WHAT YOU WILL DO: In the entries that follow, find each line with the word "object" and copy it.

BEGIN

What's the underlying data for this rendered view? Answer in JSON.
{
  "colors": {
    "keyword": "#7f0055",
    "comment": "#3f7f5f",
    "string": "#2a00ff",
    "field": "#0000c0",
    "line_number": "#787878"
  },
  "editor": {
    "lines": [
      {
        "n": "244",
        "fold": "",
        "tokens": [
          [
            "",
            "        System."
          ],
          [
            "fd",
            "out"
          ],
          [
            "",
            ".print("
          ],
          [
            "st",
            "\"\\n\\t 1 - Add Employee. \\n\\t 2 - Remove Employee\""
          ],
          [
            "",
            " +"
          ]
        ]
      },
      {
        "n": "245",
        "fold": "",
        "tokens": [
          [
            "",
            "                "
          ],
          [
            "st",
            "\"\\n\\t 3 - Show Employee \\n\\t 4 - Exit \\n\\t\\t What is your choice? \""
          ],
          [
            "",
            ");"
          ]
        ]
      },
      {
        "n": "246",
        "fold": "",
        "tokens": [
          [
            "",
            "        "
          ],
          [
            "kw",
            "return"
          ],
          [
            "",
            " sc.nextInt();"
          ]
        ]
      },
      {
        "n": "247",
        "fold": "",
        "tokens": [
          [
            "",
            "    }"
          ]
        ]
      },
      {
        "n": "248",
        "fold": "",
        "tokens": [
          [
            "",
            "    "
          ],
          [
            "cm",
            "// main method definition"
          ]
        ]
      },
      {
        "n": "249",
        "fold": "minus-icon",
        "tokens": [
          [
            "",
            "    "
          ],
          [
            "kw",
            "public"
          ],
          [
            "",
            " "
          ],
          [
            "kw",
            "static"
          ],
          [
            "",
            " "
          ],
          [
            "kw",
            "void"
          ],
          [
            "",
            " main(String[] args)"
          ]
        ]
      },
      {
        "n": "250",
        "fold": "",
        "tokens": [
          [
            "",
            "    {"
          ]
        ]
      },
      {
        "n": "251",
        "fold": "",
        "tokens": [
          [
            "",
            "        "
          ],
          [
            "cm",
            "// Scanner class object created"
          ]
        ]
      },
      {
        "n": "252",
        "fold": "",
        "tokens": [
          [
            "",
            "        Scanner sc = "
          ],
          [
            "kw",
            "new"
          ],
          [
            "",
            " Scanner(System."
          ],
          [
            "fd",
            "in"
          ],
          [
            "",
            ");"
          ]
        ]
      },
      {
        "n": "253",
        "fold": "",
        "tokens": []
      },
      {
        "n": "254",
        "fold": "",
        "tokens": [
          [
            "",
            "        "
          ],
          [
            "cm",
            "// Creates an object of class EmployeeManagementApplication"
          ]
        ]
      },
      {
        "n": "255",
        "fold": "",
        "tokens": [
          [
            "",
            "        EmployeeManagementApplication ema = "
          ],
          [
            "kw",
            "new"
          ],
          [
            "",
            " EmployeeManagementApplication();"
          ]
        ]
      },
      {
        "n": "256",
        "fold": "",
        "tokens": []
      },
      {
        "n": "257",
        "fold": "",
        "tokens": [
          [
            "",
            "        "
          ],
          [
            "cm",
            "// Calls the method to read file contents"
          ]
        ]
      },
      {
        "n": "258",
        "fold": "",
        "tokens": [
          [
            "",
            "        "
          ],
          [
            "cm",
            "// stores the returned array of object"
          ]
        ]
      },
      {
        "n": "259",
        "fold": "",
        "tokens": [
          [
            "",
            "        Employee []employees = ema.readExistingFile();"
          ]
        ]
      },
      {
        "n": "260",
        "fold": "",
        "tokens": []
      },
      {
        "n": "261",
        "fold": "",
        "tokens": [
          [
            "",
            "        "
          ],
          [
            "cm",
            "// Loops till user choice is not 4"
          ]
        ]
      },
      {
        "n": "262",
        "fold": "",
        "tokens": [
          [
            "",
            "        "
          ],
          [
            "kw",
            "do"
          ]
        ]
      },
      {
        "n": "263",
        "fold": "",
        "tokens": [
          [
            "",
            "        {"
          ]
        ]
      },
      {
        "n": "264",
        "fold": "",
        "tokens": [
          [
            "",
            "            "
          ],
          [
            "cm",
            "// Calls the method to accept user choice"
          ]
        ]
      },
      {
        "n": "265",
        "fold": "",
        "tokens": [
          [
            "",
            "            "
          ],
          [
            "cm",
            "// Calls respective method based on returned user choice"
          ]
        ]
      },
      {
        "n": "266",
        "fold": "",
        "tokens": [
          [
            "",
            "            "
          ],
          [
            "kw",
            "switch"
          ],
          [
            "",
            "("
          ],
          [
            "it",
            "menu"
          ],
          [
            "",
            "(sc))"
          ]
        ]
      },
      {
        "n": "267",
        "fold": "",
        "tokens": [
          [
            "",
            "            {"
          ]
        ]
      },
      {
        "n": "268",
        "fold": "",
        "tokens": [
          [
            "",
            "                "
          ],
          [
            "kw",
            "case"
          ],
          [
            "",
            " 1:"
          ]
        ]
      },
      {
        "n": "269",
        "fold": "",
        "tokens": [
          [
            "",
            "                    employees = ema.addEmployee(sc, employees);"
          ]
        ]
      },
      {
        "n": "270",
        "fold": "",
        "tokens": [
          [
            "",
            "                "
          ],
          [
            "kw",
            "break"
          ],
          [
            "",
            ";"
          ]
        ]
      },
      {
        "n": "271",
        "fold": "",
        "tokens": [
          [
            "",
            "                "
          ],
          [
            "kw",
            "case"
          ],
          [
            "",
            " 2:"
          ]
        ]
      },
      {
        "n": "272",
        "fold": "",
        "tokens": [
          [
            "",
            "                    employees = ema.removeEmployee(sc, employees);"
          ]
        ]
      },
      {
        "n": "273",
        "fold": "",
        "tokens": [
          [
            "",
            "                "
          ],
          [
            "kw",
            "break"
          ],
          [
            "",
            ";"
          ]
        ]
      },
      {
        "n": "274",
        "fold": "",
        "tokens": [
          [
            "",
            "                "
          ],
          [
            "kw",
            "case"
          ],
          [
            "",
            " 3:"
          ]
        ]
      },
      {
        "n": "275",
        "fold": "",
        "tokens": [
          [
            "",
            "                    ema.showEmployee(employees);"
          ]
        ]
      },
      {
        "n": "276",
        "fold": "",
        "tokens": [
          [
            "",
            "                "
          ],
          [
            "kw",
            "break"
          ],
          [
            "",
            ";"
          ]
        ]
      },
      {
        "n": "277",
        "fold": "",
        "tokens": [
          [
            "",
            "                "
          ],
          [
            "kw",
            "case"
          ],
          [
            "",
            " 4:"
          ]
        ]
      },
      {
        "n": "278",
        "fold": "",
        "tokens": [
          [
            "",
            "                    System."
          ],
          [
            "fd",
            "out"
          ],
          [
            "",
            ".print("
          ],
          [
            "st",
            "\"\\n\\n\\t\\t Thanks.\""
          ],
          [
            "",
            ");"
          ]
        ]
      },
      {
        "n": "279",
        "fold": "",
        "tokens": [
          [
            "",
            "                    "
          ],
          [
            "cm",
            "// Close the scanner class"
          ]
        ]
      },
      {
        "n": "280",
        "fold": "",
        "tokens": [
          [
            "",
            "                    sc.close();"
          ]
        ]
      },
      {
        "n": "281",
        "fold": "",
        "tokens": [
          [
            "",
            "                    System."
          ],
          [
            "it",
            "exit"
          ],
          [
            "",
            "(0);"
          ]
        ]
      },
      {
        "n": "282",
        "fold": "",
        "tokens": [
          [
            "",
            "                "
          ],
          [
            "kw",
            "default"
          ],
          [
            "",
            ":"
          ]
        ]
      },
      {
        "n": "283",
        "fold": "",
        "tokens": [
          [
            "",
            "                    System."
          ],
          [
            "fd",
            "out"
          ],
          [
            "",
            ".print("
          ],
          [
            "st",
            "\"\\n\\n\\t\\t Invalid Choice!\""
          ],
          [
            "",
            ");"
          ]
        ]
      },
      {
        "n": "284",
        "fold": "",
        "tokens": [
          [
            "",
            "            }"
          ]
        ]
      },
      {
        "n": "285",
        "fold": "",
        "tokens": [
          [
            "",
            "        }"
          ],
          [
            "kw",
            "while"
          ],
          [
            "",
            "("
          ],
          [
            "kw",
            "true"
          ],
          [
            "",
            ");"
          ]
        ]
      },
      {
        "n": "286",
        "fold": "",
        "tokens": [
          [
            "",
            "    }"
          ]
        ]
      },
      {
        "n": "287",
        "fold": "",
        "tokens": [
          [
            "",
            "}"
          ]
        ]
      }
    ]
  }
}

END

SOLUTION TO THIS EXERCISE:
            "// Scanner class object created"
            "// Creates an object of class EmployeeManagementApplication"
            "// stores the returned array of object"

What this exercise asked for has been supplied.